== INSTRUCTIONS TO FOLLOW ==
For this exercise, please find the lines in the entries that include the word "text" and copy them.

──────── EXERCISE MATERIALS

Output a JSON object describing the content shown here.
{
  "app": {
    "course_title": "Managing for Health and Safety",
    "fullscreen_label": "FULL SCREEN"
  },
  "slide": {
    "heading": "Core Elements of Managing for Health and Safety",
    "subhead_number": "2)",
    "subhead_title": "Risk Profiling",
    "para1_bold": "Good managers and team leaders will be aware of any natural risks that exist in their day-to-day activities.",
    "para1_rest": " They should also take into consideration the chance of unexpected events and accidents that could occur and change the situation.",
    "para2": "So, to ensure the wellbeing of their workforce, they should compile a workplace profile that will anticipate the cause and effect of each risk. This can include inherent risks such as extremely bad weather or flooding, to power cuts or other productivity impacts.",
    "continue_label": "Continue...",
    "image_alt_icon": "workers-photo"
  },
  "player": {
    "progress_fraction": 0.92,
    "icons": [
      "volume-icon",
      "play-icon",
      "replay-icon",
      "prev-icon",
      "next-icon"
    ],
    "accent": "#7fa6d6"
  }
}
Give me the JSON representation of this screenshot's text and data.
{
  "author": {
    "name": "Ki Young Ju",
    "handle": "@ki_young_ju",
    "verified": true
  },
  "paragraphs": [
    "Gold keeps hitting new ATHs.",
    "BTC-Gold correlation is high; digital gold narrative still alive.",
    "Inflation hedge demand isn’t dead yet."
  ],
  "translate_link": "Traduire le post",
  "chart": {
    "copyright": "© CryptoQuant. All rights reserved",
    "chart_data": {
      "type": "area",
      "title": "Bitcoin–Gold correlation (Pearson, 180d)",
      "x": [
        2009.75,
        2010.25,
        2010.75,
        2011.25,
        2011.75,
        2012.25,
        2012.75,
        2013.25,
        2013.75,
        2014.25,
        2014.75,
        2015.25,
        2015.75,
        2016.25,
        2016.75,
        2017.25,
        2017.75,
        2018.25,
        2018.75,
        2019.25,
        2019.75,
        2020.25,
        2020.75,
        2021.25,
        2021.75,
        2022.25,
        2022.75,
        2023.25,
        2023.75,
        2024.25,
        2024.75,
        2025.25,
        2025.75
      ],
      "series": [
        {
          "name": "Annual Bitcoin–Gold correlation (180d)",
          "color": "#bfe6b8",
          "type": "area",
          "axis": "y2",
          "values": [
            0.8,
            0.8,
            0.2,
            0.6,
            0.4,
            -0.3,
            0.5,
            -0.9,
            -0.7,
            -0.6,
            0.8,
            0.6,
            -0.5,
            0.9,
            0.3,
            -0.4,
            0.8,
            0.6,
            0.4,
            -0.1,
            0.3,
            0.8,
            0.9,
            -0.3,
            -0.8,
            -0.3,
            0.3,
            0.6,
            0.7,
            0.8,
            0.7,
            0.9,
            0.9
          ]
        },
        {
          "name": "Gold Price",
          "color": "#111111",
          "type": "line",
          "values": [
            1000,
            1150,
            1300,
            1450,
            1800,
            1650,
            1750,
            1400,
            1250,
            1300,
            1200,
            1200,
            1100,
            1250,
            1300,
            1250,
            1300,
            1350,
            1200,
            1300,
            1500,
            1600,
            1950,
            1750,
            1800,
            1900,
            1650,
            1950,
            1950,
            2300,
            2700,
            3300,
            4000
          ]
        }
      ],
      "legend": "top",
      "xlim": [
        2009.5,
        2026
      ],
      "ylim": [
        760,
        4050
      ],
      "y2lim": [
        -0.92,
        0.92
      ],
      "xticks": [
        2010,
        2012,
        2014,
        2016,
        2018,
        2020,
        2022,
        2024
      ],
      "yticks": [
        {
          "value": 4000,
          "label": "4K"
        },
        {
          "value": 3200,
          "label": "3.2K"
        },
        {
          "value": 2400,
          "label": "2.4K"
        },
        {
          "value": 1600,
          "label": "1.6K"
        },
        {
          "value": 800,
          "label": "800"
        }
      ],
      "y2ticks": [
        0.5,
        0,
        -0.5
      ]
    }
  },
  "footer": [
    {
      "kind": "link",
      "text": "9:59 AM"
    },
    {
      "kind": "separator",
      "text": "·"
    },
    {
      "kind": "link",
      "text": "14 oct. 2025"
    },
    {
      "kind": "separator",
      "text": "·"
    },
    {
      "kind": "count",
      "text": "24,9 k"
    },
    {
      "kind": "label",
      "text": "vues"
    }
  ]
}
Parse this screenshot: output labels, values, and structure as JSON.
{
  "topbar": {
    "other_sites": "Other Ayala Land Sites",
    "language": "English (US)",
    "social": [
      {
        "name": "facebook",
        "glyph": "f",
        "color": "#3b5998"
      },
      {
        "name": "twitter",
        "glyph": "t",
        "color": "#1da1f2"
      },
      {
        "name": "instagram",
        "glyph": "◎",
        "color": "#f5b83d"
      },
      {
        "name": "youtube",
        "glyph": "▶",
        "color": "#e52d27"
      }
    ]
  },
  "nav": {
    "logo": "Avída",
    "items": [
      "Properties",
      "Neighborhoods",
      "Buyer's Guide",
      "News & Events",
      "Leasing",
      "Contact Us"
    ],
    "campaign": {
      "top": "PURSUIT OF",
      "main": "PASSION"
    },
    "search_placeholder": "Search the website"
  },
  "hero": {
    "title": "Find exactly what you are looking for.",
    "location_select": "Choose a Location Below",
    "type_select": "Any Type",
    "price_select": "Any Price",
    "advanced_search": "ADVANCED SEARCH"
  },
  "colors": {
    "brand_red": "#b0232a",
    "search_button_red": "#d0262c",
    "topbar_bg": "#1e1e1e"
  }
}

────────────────

== RESPONSE ==
Give me the JSON representation of this screenshot's text and data.
      "text": "9:59 AM"
      "text": "·"
      "text": "14 oct. 2025"
      "text": "·"
      "text": "24,9 k"
      "text": "vues"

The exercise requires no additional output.